Al-Aly: I think, whether now or a year from now or two years from now or five years from now, we’re committed to solving problems that the public care about, that the people really care about, that the patients really care about, that are sort of consequential from a public health perspective. So we think the long COVID story is really important, and there’s a lot to address there over the next several years. So definitely, we think that we definitely have a very strong pipeline of research in long COVID. This pandemic is still dynamic. If there are things that sort of evolve a year from now or two years from now that require addressing, we’re certainly, again, very pragmatic into pivoting into things that are really most important to the public, and we will continue to do so.
Dryden: You’ve identified these increases in problems: heart disease, depression, kidney disease, diabetes. From here, what do doctors do? Do you just more closely monitor signs of potential problems in your patients so that you can begin treating them? You have said these are manageable conditions, though not necessarily curable. So what happens? What happens with this information? What do we do with it?
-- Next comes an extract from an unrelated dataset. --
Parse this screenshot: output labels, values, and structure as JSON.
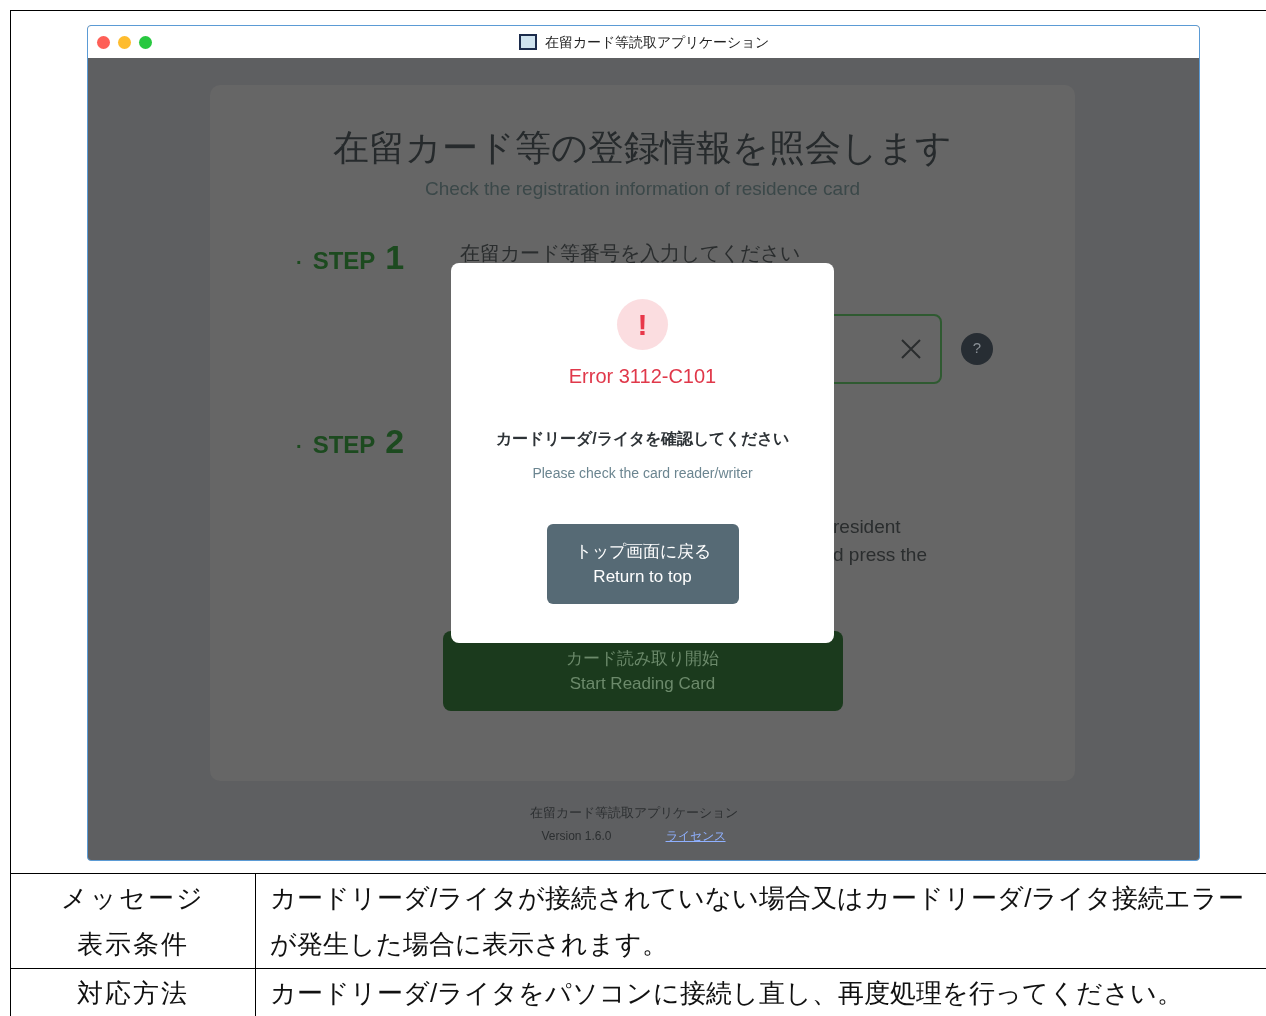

Al-Aly: So generally what we want people to take from this is that COVID-19 is really a risk factor for developing cardio/metabolic disease. And certainly, people with COVID-19 can go on also to develop long-term manifestations in the form of long COVID. A, we want to promote awareness. We want doctors to know that long COVID exists. We want to definitely promote awareness that the condition exists. Patients are suffering and need to be believed. People with COVID-19 are at risk of developing heart problems, diabetes and kidney disease. And we want that to be treated now or thought of in the clinic as a risk factor. So when I treat patients or see patients with COVID-19, those patients need to be seen with that lens and evaluated with that lens. Because those conditions, when identified early, they’re always associated with better prognosis or better outcomes than when you leave them to become even more and more serious problems down the road. These problems don’t manage themselves. They tend to become worse if not medically treated. We think that this is really a consequential problem. It’s going to affect millions and millions of people. And our health systems should be equipped to be able to deal with it. And I think it needs to be taken seriously, because it’s affecting millions of people. And it’s likely to result in a wave of people with diabetes and a wave of millions of people with heart disease and millions of people with kidney disease. And those people need care.
Dryden: Although multiple pandemic-related restrictions are being lifted around the country, and for many people life is returning to something resembling normal, Al-Aly says, for others, it may never be normal again due to heart problems, kidney disease, diabetes, or psychiatric issues that followed their infections. And Haroutounian says he hopes to continue studying COVID-19 patients to learn whether the virus also may cause longer term pain and neuropathy. “Show Me the Science” is a production of the Office of Medical Public Affairs at Washington University School of Medicine in St. Louis. The goal of this project is to keep you informed and maybe teach you some things that will give you hope. If you’ve enjoyed what you’ve heard, please remember to subscribe and tell your friends. Thanks for tuning in. I’m Jim Dryden. Stay safe